The prohibited transaction provisions also come into play in connection with payments for administrative services. Section 406(a)(1)(C) and (D) of ERISA provide, in part, that a fiduciary with respect to an employee benefit plan shall not cause the plan to engage in a transaction if he or she knows or should know that such transaction constitutes a direct or indirect furnishing of goods, services or facilities between the plan and a party in interest with respect to the plan or transfer to, or use by or for the benefit of, a party in interest of any assets of the plan.

Subject to the limitations of section 408(d) of ERISA, section 408(b)(2) exempts from the prohibitions of section 406(a) any contract or reasonable arrangement with a party in interest, including a fiduciary, for office space, or legal, accounting or other services necessary for the establishment or operation of a plan, if no more than reasonable compensation is paid therefor. Regulations issued by the Department clarify the terms “necessary service” (29 CFR Section 2550.408b-2(b) ), “reasonable contract or arrangement” (29 CFR Section 2550.408b-2(c)) and “reasonable compensation” (29 CFR Section 550.408b-2(d) ) as used in section 408(b)(2) of ERISA. What constitutes a “necessary service” in a particular case, however, can only be resolved by taking into account the relevant facts and circumstances.

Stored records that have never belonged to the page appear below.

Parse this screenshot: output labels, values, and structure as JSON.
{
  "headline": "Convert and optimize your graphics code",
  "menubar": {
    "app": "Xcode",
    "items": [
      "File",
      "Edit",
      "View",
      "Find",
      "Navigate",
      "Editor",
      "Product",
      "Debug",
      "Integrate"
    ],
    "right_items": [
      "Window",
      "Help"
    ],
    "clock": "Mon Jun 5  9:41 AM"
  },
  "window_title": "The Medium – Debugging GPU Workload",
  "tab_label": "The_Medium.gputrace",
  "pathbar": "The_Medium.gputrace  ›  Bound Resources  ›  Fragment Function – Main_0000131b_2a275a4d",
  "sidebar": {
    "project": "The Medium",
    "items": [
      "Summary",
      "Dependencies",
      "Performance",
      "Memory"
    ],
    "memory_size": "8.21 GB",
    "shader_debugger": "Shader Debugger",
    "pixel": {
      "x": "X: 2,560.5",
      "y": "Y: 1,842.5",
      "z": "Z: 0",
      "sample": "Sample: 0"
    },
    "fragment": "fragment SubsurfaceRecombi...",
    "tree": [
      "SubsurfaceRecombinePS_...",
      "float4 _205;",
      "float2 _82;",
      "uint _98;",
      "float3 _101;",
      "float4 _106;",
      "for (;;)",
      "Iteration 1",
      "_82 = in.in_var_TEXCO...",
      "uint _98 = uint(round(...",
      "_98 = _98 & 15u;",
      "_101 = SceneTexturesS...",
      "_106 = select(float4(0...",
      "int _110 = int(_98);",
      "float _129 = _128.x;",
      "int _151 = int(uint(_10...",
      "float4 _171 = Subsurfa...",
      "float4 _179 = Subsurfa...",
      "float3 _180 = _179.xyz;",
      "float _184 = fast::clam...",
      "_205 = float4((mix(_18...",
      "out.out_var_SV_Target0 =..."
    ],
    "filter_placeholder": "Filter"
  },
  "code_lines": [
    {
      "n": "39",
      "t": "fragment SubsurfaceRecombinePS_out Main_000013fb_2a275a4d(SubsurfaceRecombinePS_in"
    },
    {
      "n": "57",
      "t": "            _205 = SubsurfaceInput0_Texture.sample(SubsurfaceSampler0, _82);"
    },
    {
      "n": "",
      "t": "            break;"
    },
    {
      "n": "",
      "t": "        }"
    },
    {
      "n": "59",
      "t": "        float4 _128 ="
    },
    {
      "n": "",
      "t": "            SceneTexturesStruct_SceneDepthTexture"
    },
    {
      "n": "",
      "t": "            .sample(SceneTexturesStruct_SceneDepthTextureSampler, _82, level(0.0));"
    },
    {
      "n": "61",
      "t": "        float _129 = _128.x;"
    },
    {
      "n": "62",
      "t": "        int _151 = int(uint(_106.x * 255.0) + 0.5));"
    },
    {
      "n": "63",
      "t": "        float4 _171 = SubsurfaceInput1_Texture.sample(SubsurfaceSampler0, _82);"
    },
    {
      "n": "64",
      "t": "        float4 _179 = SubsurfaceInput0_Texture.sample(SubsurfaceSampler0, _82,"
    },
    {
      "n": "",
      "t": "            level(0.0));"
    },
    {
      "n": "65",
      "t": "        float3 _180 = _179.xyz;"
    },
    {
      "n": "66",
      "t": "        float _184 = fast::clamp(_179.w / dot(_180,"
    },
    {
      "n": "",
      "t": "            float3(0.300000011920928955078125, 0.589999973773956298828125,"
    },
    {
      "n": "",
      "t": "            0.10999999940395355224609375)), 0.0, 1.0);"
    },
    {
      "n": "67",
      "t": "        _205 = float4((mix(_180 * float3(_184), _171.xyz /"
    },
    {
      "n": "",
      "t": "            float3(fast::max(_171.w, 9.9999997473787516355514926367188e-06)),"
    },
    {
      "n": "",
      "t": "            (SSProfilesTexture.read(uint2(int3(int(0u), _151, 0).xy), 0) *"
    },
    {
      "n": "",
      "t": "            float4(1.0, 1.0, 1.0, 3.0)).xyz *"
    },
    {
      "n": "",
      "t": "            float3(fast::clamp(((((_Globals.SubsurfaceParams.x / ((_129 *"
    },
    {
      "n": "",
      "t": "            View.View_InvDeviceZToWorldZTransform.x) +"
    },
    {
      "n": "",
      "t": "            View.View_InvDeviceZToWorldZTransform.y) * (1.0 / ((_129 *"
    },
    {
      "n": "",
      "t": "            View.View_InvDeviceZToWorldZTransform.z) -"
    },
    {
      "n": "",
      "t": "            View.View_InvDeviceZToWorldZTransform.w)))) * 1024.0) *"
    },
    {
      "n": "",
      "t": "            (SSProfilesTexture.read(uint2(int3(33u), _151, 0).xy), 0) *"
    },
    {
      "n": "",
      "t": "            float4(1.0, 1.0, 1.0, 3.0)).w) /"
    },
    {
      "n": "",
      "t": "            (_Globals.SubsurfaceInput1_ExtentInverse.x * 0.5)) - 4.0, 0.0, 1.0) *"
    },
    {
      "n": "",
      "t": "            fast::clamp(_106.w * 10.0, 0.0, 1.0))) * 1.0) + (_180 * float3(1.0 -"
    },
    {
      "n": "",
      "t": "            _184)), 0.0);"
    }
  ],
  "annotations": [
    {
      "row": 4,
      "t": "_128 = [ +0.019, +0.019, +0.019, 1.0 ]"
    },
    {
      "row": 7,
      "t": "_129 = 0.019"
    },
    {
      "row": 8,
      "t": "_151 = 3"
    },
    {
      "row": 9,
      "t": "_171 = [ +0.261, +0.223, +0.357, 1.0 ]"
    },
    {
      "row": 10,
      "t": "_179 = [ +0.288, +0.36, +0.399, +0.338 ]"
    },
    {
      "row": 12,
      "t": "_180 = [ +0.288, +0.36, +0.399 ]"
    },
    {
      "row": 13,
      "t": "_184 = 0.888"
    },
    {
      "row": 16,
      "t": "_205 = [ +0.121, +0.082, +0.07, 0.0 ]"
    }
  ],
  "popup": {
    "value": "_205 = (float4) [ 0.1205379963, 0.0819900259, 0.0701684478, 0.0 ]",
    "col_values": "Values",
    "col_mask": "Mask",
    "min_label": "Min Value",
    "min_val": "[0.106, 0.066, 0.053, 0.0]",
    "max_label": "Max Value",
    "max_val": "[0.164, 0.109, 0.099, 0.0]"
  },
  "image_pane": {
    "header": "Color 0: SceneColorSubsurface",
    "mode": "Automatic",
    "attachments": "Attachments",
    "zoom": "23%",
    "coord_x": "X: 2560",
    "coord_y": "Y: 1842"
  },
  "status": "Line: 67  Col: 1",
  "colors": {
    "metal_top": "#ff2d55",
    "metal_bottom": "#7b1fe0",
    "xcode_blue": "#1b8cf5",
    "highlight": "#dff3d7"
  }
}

Thus, the fiduciaries of a plan should review all services provided to determine whether such services are “necessary services” for which payment would be lawful.

With regard to your specific question as to the payment of expenses incurred in connection with the bonding requirements of section 412 of ERISA, the Department has stated in its ERISA Interpretive Bulletin, 29 CFR Section 2509.75-5, at question and answer number FR-9, that the purchase by a plan of a bond covering plan officials, as required by section 412(a) of ERISA will not be deemed a prohibited transaction under sections 406(a) or (b) of ERISA.

We hope that this information has been helpful to you.


Elliot I. Daniel
Associate Director for
Regulations and Interpretations